Exercise instructions - Look through the material below. Copy every line with the string "completed" in it.
Excerpted records Start Marker
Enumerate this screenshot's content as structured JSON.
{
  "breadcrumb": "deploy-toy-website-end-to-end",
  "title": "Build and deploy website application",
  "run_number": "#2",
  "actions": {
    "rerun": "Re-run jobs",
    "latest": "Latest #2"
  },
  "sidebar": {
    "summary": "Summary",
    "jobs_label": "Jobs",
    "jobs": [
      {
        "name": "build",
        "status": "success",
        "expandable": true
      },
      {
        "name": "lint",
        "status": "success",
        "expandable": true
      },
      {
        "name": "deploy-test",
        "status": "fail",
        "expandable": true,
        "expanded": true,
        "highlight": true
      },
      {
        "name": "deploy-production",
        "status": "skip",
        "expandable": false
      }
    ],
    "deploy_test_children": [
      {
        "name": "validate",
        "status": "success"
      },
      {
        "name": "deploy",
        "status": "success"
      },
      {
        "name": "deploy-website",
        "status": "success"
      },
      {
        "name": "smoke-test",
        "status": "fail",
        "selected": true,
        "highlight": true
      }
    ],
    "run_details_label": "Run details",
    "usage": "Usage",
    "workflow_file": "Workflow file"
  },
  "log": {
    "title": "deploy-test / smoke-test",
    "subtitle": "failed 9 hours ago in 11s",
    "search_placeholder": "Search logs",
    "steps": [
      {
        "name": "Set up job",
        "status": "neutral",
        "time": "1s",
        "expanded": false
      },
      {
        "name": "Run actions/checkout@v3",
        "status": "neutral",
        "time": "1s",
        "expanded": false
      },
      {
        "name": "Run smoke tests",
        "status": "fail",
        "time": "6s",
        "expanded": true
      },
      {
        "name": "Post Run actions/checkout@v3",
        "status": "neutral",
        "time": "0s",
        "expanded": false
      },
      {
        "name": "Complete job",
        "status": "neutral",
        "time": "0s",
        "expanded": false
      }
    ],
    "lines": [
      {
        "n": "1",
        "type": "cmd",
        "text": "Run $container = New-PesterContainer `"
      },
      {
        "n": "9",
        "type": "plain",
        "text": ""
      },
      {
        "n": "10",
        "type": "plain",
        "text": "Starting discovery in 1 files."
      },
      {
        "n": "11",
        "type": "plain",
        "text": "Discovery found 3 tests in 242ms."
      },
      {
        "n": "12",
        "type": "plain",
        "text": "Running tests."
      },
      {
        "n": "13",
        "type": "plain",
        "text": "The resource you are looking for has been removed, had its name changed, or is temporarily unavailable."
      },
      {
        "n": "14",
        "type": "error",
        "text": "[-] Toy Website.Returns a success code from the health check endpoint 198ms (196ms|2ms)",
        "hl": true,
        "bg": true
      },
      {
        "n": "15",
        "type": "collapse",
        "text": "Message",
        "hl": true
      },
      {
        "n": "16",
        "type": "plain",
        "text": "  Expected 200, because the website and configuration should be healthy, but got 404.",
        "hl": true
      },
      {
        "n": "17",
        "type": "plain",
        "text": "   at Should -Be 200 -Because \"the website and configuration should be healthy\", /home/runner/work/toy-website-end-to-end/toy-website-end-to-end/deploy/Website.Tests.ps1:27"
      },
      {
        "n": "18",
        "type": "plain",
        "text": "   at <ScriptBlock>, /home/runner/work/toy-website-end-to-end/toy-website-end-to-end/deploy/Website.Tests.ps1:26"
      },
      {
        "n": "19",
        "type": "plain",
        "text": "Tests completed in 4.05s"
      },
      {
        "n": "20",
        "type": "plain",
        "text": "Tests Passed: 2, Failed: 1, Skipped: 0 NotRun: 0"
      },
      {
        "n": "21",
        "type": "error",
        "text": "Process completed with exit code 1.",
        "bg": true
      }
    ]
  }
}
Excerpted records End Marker
Answer to the problem -
        "text": "Tests completed in 4.05s"
        "text": "Process completed with exit code 1.",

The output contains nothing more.